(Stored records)
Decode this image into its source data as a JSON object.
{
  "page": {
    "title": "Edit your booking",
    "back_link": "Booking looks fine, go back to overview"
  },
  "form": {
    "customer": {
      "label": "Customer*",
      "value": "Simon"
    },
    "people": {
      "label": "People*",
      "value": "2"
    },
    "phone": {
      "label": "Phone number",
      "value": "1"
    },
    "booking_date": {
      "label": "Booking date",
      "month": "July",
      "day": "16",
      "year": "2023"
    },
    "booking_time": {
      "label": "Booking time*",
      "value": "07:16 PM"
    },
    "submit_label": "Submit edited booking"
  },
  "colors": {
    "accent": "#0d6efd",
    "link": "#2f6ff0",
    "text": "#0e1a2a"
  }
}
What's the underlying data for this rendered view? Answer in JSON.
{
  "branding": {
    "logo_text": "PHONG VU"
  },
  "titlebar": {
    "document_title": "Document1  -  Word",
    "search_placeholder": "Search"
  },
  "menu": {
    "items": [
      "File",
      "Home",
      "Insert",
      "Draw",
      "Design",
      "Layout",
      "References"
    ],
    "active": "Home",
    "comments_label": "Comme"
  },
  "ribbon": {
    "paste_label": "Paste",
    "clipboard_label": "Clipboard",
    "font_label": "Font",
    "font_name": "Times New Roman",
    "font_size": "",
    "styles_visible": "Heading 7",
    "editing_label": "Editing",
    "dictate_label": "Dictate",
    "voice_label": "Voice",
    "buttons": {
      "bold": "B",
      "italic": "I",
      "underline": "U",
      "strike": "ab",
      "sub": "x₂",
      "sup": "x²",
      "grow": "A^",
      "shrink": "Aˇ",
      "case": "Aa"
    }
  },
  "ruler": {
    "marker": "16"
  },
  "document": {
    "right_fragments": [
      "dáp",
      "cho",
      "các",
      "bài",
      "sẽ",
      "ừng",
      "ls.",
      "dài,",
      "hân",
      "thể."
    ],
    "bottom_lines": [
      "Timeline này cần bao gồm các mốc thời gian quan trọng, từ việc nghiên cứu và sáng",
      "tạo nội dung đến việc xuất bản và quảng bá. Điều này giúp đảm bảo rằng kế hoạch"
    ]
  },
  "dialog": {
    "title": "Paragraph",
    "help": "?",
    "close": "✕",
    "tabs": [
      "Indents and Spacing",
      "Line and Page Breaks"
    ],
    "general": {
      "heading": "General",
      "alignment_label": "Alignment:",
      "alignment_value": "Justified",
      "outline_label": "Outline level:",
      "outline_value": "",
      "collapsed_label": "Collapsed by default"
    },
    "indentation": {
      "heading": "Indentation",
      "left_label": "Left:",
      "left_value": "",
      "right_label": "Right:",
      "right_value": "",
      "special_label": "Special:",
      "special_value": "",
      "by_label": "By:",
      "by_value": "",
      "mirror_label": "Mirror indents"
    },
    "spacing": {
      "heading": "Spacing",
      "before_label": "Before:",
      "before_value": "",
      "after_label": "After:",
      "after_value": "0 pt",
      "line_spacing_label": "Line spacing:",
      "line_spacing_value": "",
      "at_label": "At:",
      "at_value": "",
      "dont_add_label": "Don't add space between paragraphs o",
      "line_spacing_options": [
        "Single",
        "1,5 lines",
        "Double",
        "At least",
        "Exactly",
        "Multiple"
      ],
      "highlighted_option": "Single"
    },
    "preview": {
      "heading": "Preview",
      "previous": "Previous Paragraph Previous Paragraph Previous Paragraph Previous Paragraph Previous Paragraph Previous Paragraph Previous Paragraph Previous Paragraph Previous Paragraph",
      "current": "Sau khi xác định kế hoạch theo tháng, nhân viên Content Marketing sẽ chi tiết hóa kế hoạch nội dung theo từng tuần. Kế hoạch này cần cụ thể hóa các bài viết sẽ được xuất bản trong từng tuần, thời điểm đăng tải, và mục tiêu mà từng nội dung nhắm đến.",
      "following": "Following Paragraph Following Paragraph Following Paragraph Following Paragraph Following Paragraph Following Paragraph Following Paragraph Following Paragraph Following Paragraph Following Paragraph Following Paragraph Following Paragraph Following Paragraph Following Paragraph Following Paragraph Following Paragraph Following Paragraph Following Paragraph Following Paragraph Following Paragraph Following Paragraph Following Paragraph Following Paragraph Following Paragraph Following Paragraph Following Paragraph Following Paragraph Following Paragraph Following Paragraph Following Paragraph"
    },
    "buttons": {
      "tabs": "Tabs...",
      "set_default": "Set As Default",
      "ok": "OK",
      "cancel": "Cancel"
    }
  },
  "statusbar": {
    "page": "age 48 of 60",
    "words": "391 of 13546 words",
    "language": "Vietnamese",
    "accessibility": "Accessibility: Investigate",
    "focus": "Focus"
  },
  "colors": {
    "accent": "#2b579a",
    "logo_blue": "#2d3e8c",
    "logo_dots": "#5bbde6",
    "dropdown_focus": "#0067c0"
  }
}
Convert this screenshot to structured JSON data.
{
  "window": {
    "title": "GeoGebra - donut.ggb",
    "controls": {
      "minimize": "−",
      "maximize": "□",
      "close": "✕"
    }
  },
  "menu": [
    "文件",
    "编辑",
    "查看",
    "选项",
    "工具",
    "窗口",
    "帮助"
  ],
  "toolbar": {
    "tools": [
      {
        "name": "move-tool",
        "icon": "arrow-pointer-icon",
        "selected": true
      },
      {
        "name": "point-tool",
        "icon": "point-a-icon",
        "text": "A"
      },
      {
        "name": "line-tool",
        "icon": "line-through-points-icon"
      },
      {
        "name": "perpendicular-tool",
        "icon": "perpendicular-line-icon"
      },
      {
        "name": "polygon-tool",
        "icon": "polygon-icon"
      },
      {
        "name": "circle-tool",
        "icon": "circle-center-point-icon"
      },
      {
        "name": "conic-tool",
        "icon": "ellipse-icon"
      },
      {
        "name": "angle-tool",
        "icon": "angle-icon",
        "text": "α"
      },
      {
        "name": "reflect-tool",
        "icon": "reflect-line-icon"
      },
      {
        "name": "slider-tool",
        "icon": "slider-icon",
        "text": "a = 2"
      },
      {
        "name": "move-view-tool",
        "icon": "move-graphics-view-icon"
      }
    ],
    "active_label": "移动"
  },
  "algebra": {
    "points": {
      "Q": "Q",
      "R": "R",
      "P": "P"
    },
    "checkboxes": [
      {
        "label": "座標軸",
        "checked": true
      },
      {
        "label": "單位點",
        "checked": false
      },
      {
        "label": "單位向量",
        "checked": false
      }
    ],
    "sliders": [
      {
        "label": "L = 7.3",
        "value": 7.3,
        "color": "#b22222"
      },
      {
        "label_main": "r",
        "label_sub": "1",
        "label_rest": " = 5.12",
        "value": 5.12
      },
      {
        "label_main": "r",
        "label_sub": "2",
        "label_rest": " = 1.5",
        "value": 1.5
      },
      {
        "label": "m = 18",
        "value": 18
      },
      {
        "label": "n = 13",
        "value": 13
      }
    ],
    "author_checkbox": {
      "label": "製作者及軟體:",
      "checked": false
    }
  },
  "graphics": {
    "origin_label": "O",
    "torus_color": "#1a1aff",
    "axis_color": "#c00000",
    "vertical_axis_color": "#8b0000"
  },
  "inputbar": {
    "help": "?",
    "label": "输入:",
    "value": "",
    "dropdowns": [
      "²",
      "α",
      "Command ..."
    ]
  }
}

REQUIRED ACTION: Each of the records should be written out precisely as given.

EXERCISE ANSWER:
Decode this image into its source data as a JSON object.
{
  "page": {
    "title": "Edit your booking",
    "back_link": "Booking looks fine, go back to overview"
  },
  "form": {
    "customer": {
      "label": "Customer*",
      "value": "Simon"
    },
    "people": {
      "label": "People*",
      "value": "2"
    },
    "phone": {
      "label": "Phone number",
      "value": "1"
    },
    "booking_date": {
      "label": "Booking date",
      "month": "July",
      "day": "16",
      "year": "2023"
    },
    "booking_time": {
      "label": "Booking time*",
      "value": "07:16 PM"
    },
    "submit_label": "Submit edited booking"
  },
  "colors": {
    "accent": "#0d6efd",
    "link": "#2f6ff0",
    "text": "#0e1a2a"
  }
}
What's the underlying data for this rendered view? Answer in JSON.
{
  "branding": {
    "logo_text": "PHONG VU"
  },
  "titlebar": {
    "document_title": "Document1  -  Word",
    "search_placeholder": "Search"
  },
  "menu": {
    "items": [
      "File",
      "Home",
      "Insert",
      "Draw",
      "Design",
      "Layout",
      "References"
    ],
    "active": "Home",
    "comments_label": "Comme"
  },
  "ribbon": {
    "paste_label": "Paste",
    "clipboard_label": "Clipboard",
    "font_label": "Font",
    "font_name": "Times New Roman",
    "font_size": "",
    "styles_visible": "Heading 7",
    "editing_label": "Editing",
    "dictate_label": "Dictate",
    "voice_label": "Voice",
    "buttons": {
      "bold": "B",
      "italic": "I",
      "underline": "U",
      "strike": "ab",
      "sub": "x₂",
      "sup": "x²",
      "grow": "A^",
      "shrink": "Aˇ",
      "case": "Aa"
    }
  },
  "ruler": {
    "marker": "16"
  },
  "document": {
    "right_fragments": [
      "dáp",
      "cho",
      "các",
      "bài",
      "sẽ",
      "ừng",
      "ls.",
      "dài,",
      "hân",
      "thể."
    ],
    "bottom_lines": [
      "Timeline này cần bao gồm các mốc thời gian quan trọng, từ việc nghiên cứu và sáng",
      "tạo nội dung đến việc xuất bản và quảng bá. Điều này giúp đảm bảo rằng kế hoạch"
    ]
  },
  "dialog": {
    "title": "Paragraph",
    "help": "?",
    "close": "✕",
    "tabs": [
      "Indents and Spacing",
      "Line and Page Breaks"
    ],
    "general": {
      "heading": "General",
      "alignment_label": "Alignment:",
      "alignment_value": "Justified",
      "outline_label": "Outline level:",
      "outline_value": "",
      "collapsed_label": "Collapsed by default"
    },
    "indentation": {
      "heading": "Indentation",
      "left_label": "Left:",
      "left_value": "",
      "right_label": "Right:",
      "right_value": "",
      "special_label": "Special:",
      "special_value": "",
      "by_label": "By:",
      "by_value": "",
      "mirror_label": "Mirror indents"
    },
    "spacing": {
      "heading": "Spacing",
      "before_label": "Before:",
      "before_value": "",
      "after_label": "After:",
      "after_value": "0 pt",
      "line_spacing_label": "Line spacing:",
      "line_spacing_value": "",
      "at_label": "At:",
      "at_value": "",
      "dont_add_label": "Don't add space between paragraphs o",
      "line_spacing_options": [
        "Single",
        "1,5 lines",
        "Double",
        "At least",
        "Exactly",
        "Multiple"
      ],
      "highlighted_option": "Single"
    },
    "preview": {
      "heading": "Preview",
      "previous": "Previous Paragraph Previous Paragraph Previous Paragraph Previous Paragraph Previous Paragraph Previous Paragraph Previous Paragraph Previous Paragraph Previous Paragraph",
      "current": "Sau khi xác định kế hoạch theo tháng, nhân viên Content Marketing sẽ chi tiết hóa kế hoạch nội dung theo từng tuần. Kế hoạch này cần cụ thể hóa các bài viết sẽ được xuất bản trong từng tuần, thời điểm đăng tải, và mục tiêu mà từng nội dung nhắm đến.",
      "following": "Following Paragraph Following Paragraph Following Paragraph Following Paragraph Following Paragraph Following Paragraph Following Paragraph Following Paragraph Following Paragraph Following Paragraph Following Paragraph Following Paragraph Following Paragraph Following Paragraph Following Paragraph Following Paragraph Following Paragraph Following Paragraph Following Paragraph Following Paragraph Following Paragraph Following Paragraph Following Paragraph Following Paragraph Following Paragraph Following Paragraph Following Paragraph Following Paragraph Following Paragraph Following Paragraph"
    },
    "buttons": {
      "tabs": "Tabs...",
      "set_default": "Set As Default",
      "ok": "OK",
      "cancel": "Cancel"
    }
  },
  "statusbar": {
    "page": "age 48 of 60",
    "words": "391 of 13546 words",
    "language": "Vietnamese",
    "accessibility": "Accessibility: Investigate",
    "focus": "Focus"
  },
  "colors": {
    "accent": "#2b579a",
    "logo_blue": "#2d3e8c",
    "logo_dots": "#5bbde6",
    "dropdown_focus": "#0067c0"
  }
}
Convert this screenshot to structured JSON data.
{
  "window": {
    "title": "GeoGebra - donut.ggb",
    "controls": {
      "minimize": "−",
      "maximize": "□",
      "close": "✕"
    }
  },
  "menu": [
    "文件",
    "编辑",
    "查看",
    "选项",
    "工具",
    "窗口",
    "帮助"
  ],
  "toolbar": {
    "tools": [
      {
        "name": "move-tool",
        "icon": "arrow-pointer-icon",
        "selected": true
      },
      {
        "name": "point-tool",
        "icon": "point-a-icon",
        "text": "A"
      },
      {
        "name": "line-tool",
        "icon": "line-through-points-icon"
      },
      {
        "name": "perpendicular-tool",
        "icon": "perpendicular-line-icon"
      },
      {
        "name": "polygon-tool",
        "icon": "polygon-icon"
      },
      {
        "name": "circle-tool",
        "icon": "circle-center-point-icon"
      },
      {
        "name": "conic-tool",
        "icon": "ellipse-icon"
      },
      {
        "name": "angle-tool",
        "icon": "angle-icon",
        "text": "α"
      },
      {
        "name": "reflect-tool",
        "icon": "reflect-line-icon"
      },
      {
        "name": "slider-tool",
        "icon": "slider-icon",
        "text": "a = 2"
      },
      {
        "name": "move-view-tool",
        "icon": "move-graphics-view-icon"
      }
    ],
    "active_label": "移动"
  },
  "algebra": {
    "points": {
      "Q": "Q",
      "R": "R",
      "P": "P"
    },
    "checkboxes": [
      {
        "label": "座標軸",
        "checked": true
      },
      {
        "label": "單位點",
        "checked": false
      },
      {
        "label": "單位向量",
        "checked": false
      }
    ],
    "sliders": [
      {
        "label": "L = 7.3",
        "value": 7.3,
        "color": "#b22222"
      },
      {
        "label_main": "r",
        "label_sub": "1",
        "label_rest": " = 5.12",
        "value": 5.12
      },
      {
        "label_main": "r",
        "label_sub": "2",
        "label_rest": " = 1.5",
        "value": 1.5
      },
      {
        "label": "m = 18",
        "value": 18
      },
      {
        "label": "n = 13",
        "value": 13
      }
    ],
    "author_checkbox": {
      "label": "製作者及軟體:",
      "checked": false
    }
  },
  "graphics": {
    "origin_label": "O",
    "torus_color": "#1a1aff",
    "axis_color": "#c00000",
    "vertical_axis_color": "#8b0000"
  },
  "inputbar": {
    "help": "?",
    "label": "输入:",
    "value": "",
    "dropdowns": [
      "²",
      "α",
      "Command ..."
    ]
  }
}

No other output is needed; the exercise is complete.